In January 2003, he engaged in a six game classical time control match with a $1 million prize fund which was billed as the FIDE "Man vs. Machine" World Championship, against Deep Junior. The engine evaluated three million positions a second. After one win each and three draws, it was all up to the final game. The final game of the match was televised on ESPN2 and was watched by an estimated 200-300 million people. After reaching a decent position Kasparov offered a draw, which was soon returned by the Deep Junior team. Asked why he offered the draw, Kasparov said he feared making a blunder. Originally planned as an annual event, the match was not repeated.
X3D Fritz, 2003
In November 2003, he engaged in a four-game match against the computer program X3D Fritz (which was said to have an estimated rating of 2807), using a virtual board, 3D glasses and a speech recognition system. After two draws and one win apiece, the X3D Man-Machine match ended in a draw. Kasparov received $175,000 for the result and took home the golden trophy. Kasparov continued to criticize the blunder in the second game that cost him a crucial point. He felt that he had outplayed the machine overall and played well. "I only made one mistake but unfortunately that one mistake lost the game."
Kasparov has been credited with the invention of Advanced Chess in 1998, a new form of chess in which a human and a computer play together.
Kasparov has two European patent applications: EP1112765A4: METHOD FOR PLAYING A LOTTERY GAME AND SYSTEM FOR REALISING THE SAME from 1998, and EP0871132A1: METHOD OF PLAYING A LOTTERY GAME AND SUITABLE SYSTEM from 1995.
Kasparov is a supporter of Anatoly Fomenko's New Chronology.

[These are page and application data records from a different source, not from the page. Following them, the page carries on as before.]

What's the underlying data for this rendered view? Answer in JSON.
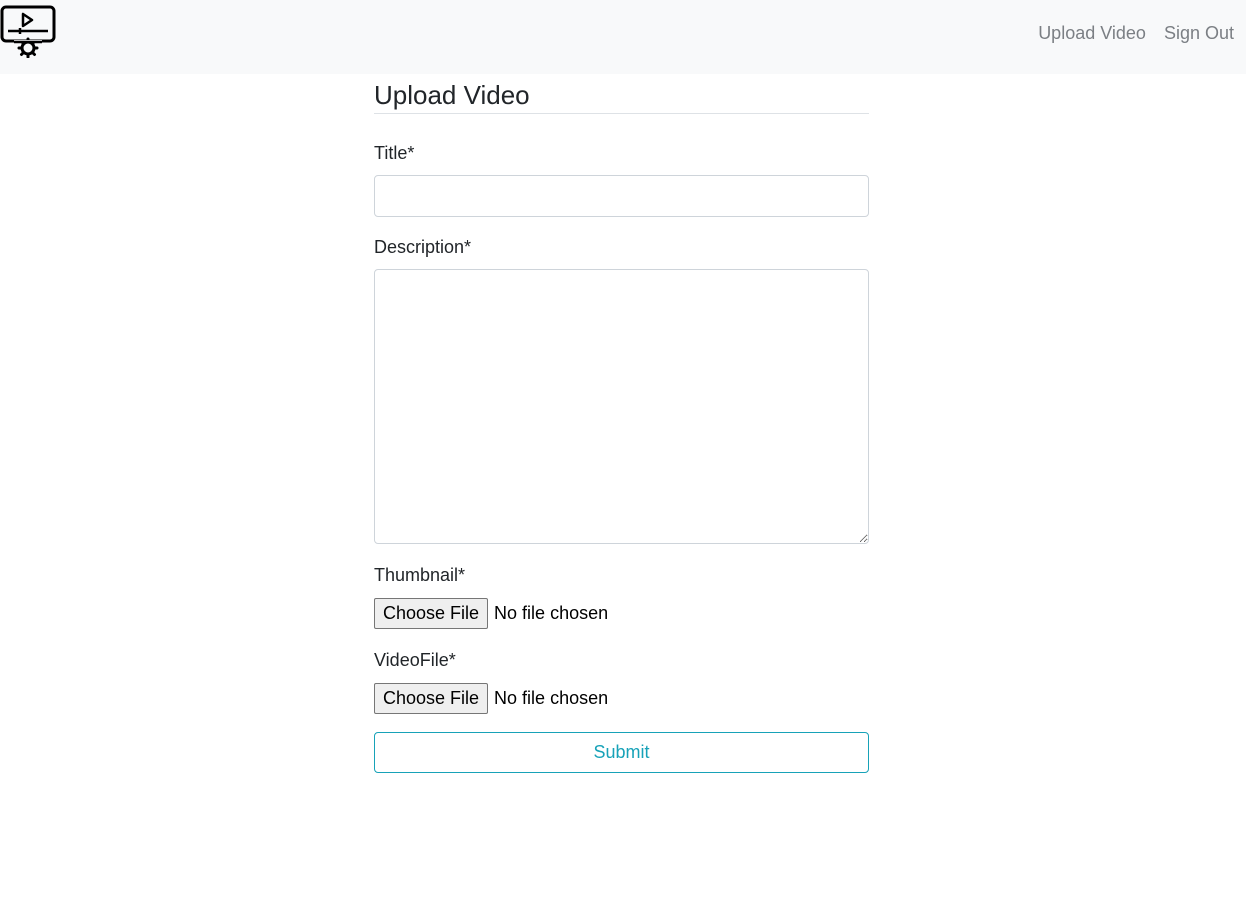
{
  "navbar": {
    "logo_icon": "video-settings-logo-icon",
    "links": [
      {
        "label": "Upload Video"
      },
      {
        "label": "Sign Out"
      }
    ]
  },
  "page": {
    "title": "Upload Video"
  },
  "form": {
    "title_label": "Title*",
    "title_value": "",
    "description_label": "Description*",
    "description_value": "",
    "thumbnail_label": "Thumbnail*",
    "thumbnail_button": "Choose File",
    "thumbnail_status": "No file chosen",
    "videofile_label": "VideoFile*",
    "videofile_button": "Choose File",
    "videofile_status": "No file chosen",
    "submit_label": "Submit"
  },
  "colors": {
    "navbar_bg": "#f8f9fa",
    "nav_link": "#7b7f84",
    "accent": "#17a2b8"
  }
}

Kasparov gets co-credit for game design of Kasparov Chessmate, a computer chess program.
Kasparov is a member of the International Council of the New York-based Human Rights Foundation.